**EXERCISE:** Only lines containing "name" are wanted from the data below. Copy those lines.

Content starts

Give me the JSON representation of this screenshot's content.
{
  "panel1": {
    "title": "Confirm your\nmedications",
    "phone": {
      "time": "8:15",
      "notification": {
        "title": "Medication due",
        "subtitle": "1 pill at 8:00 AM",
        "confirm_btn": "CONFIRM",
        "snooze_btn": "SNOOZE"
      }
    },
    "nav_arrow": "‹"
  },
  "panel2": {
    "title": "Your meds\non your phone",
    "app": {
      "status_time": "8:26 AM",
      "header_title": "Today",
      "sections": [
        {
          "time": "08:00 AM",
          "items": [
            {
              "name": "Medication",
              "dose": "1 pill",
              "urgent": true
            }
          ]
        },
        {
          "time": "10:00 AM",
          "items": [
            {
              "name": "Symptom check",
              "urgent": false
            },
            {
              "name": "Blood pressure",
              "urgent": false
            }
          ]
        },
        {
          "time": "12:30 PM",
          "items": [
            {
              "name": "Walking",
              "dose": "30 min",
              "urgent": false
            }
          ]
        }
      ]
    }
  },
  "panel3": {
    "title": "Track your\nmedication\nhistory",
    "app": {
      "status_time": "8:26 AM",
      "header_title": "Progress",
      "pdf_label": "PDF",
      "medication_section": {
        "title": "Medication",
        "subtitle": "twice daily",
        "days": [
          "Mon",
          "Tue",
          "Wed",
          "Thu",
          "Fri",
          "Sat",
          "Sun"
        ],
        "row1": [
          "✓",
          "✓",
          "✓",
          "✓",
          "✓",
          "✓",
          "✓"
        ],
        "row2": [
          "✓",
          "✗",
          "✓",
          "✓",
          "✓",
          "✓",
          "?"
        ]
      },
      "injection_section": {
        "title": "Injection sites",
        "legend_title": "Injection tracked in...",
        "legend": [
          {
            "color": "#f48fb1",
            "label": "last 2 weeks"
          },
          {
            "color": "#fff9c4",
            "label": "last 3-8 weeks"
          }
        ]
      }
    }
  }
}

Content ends

**ANSWER SPACE:**
              "name": "Medication",
              "name": "Symptom check",
              "name": "Blood pressure",
              "name": "Walking",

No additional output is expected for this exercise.